*** Begin section ***

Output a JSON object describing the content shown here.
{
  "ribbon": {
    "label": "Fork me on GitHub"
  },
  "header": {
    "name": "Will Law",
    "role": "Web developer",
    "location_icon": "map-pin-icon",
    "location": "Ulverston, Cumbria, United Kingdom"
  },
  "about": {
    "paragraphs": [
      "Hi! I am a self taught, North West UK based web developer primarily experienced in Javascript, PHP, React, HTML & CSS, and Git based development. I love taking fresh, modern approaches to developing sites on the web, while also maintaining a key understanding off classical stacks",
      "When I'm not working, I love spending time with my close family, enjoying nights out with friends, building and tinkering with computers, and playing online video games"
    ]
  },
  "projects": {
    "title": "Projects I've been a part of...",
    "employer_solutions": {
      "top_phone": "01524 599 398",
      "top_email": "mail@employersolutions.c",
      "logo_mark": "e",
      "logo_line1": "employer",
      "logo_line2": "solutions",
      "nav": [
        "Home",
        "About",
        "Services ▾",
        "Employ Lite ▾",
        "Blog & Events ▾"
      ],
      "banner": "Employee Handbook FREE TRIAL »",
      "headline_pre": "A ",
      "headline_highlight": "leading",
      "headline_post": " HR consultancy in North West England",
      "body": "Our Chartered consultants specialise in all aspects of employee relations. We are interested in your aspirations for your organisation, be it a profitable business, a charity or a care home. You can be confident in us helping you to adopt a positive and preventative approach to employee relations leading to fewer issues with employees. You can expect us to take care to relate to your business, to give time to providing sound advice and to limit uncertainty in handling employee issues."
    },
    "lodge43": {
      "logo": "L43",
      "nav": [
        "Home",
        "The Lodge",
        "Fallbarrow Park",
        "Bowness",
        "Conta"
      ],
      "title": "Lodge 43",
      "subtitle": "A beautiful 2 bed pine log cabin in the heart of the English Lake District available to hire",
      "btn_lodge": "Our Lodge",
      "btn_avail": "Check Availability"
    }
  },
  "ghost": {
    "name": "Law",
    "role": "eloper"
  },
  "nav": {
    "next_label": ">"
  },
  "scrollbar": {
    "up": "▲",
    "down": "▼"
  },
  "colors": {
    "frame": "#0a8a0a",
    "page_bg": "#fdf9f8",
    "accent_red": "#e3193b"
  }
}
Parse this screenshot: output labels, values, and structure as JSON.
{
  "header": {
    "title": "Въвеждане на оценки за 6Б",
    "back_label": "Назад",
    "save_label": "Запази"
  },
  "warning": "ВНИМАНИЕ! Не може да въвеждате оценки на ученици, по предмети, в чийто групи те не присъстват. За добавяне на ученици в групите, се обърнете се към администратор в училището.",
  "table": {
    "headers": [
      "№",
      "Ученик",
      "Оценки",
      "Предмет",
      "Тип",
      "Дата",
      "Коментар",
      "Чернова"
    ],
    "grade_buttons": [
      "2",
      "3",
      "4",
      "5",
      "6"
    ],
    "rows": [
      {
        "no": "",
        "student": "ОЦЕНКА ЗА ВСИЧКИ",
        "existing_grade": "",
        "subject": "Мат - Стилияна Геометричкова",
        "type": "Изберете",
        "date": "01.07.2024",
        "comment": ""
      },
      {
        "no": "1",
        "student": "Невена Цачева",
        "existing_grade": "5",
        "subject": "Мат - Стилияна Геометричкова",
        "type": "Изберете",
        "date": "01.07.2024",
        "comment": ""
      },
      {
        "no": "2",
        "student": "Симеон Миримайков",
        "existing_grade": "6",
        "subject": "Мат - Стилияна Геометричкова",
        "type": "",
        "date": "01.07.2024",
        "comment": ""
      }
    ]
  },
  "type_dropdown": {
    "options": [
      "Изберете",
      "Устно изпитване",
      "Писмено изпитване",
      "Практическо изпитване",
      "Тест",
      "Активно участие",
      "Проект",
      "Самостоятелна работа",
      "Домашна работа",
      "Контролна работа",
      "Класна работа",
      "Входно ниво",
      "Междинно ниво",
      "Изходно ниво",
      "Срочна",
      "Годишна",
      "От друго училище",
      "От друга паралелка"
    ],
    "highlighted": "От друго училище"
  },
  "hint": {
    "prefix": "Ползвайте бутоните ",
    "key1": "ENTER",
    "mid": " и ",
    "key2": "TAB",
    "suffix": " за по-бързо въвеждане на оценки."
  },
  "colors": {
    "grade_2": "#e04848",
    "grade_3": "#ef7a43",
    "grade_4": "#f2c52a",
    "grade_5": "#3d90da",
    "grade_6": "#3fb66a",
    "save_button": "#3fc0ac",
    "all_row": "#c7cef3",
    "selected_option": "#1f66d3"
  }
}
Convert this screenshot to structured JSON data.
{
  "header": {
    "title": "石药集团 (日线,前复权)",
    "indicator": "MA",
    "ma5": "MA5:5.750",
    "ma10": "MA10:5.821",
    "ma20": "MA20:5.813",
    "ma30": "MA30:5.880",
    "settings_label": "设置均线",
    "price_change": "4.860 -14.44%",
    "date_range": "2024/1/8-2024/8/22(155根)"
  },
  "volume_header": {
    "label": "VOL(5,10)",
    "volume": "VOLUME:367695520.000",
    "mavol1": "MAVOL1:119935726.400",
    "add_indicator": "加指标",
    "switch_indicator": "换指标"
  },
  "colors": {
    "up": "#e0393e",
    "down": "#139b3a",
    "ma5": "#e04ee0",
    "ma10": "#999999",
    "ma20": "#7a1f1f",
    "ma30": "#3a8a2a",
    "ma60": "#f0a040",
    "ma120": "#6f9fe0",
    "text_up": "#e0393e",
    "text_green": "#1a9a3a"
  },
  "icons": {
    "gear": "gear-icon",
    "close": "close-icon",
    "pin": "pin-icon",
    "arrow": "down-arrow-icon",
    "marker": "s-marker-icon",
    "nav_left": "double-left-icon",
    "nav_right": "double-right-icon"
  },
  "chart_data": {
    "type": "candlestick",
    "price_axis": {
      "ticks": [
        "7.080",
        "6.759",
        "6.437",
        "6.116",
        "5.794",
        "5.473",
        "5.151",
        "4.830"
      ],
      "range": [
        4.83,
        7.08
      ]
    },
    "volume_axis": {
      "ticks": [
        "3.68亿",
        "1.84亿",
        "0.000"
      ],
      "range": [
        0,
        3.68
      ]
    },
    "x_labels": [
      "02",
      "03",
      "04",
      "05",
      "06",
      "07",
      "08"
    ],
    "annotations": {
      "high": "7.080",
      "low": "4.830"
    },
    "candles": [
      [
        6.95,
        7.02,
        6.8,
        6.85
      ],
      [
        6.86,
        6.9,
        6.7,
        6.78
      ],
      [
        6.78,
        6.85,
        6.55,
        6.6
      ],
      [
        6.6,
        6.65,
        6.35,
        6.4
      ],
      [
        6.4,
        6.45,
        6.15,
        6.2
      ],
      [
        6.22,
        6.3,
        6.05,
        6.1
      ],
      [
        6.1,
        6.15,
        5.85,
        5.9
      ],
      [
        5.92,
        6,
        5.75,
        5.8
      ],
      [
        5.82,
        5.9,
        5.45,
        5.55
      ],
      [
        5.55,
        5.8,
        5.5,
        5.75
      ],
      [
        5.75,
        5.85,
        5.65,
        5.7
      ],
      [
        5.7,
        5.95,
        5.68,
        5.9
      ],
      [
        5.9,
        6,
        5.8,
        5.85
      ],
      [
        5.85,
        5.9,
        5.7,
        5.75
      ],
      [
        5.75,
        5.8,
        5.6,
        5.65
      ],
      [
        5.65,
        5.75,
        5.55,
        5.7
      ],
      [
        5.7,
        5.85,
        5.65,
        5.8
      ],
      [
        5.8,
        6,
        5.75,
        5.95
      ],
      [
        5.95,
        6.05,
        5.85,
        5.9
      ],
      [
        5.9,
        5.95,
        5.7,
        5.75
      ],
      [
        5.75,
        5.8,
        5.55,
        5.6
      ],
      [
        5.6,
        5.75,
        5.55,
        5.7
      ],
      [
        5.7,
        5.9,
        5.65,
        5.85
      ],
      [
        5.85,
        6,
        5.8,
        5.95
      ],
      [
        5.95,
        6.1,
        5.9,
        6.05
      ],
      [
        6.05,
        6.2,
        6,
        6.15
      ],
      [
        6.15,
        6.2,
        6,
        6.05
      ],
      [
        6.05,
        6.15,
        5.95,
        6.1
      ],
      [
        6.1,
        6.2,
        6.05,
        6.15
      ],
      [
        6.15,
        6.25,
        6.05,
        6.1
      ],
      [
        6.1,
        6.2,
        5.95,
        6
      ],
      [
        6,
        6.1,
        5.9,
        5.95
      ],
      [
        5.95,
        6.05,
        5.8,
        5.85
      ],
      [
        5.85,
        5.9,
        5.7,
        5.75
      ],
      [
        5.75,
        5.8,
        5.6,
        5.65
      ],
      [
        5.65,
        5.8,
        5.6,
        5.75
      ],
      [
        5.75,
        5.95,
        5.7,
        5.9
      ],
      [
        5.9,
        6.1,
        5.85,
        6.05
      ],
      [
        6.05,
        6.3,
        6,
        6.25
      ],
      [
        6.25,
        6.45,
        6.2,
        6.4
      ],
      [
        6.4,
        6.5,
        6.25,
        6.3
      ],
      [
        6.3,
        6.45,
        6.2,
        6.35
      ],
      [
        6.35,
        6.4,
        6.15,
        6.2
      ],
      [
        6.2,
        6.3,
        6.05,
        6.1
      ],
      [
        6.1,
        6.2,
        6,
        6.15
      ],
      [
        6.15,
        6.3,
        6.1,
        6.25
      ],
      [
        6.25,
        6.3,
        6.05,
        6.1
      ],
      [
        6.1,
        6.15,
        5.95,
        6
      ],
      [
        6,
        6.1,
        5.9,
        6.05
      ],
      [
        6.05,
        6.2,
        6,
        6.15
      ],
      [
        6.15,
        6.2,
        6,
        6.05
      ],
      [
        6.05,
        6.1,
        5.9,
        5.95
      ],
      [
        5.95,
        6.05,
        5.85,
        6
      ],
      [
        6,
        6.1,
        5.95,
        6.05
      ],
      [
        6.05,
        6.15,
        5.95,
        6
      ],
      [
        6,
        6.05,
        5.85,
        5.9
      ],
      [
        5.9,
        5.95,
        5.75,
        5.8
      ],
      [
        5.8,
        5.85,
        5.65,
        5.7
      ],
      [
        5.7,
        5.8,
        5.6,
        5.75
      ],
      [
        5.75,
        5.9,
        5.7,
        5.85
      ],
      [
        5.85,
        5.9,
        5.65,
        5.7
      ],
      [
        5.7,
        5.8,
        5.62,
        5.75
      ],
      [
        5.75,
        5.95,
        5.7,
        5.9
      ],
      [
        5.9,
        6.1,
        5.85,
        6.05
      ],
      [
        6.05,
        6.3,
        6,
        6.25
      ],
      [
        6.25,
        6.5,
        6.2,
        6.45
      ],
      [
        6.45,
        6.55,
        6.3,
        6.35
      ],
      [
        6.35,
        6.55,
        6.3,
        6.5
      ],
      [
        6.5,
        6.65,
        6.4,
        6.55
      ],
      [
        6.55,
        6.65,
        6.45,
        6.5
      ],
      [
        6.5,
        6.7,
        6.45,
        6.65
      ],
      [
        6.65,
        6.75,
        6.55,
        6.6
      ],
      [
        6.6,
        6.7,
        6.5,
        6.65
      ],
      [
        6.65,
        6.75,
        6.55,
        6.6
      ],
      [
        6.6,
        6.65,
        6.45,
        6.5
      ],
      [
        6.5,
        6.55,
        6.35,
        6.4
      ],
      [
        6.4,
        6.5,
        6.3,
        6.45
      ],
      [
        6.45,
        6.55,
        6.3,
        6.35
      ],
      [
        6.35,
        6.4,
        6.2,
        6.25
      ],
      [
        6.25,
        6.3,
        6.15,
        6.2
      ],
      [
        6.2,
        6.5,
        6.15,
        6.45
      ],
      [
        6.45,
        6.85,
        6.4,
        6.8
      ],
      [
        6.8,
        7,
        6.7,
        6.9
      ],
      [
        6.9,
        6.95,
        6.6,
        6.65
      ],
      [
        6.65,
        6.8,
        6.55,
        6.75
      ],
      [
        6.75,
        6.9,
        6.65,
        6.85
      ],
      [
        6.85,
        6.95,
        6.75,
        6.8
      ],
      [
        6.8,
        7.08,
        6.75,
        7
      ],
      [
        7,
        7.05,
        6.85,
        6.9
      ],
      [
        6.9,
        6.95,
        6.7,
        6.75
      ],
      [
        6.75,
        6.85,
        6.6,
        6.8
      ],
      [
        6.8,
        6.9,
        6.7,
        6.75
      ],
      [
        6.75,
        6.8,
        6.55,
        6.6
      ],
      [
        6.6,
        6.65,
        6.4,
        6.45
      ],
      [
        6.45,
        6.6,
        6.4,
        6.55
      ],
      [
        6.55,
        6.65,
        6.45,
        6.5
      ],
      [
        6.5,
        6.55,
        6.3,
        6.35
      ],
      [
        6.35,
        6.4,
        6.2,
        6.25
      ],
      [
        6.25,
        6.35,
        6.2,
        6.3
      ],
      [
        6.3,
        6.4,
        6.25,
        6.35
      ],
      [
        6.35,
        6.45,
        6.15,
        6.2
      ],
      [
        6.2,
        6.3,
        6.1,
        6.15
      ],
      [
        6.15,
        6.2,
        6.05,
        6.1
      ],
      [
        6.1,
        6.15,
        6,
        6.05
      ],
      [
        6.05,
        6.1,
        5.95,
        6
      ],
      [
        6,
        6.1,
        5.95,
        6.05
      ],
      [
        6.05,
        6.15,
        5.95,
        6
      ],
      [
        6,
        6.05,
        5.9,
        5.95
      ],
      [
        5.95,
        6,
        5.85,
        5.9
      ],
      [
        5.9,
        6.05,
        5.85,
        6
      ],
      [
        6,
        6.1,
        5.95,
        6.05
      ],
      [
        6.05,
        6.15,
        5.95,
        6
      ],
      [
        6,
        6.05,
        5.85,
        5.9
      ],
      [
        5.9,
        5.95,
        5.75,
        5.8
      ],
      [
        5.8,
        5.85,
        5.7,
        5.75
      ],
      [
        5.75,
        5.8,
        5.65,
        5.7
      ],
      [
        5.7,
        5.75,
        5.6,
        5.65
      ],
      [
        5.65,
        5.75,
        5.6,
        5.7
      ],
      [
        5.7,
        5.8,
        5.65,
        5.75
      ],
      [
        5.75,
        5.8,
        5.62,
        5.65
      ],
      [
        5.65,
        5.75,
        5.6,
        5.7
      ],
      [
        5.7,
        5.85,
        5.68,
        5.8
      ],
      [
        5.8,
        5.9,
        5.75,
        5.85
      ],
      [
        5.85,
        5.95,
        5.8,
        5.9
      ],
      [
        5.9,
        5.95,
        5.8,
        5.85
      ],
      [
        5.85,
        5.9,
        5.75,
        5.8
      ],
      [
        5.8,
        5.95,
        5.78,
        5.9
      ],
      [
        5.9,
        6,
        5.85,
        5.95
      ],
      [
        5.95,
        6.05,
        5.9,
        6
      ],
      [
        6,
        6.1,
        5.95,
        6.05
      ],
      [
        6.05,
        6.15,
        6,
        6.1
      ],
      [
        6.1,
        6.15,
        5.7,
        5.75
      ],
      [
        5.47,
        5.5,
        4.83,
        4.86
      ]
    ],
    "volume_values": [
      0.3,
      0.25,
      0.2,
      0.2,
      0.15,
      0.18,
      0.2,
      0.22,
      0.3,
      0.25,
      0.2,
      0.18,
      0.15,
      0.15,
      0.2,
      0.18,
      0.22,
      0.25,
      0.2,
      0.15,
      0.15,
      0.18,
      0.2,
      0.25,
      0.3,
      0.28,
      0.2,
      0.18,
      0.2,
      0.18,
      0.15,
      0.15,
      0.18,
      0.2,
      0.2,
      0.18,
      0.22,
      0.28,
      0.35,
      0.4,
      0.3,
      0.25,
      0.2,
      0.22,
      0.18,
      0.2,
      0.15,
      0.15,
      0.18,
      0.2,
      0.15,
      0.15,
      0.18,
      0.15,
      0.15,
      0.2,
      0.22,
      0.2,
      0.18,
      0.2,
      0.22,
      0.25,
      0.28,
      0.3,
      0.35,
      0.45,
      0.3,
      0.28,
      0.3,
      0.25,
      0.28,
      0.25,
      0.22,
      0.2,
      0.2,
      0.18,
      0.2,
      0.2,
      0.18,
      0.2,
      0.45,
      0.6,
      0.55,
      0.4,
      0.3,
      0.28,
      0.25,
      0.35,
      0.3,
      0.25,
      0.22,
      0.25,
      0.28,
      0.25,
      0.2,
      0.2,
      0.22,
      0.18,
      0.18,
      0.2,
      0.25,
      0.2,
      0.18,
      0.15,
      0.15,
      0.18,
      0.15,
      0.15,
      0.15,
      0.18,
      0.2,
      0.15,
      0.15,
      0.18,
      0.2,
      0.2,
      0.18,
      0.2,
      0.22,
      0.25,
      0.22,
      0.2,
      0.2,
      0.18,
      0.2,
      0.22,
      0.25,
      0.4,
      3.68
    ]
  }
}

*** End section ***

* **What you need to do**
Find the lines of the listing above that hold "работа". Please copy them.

* **Answer below**
      "Самостоятелна работа",
      "Домашна работа",
      "Контролна работа",
      "Класна работа",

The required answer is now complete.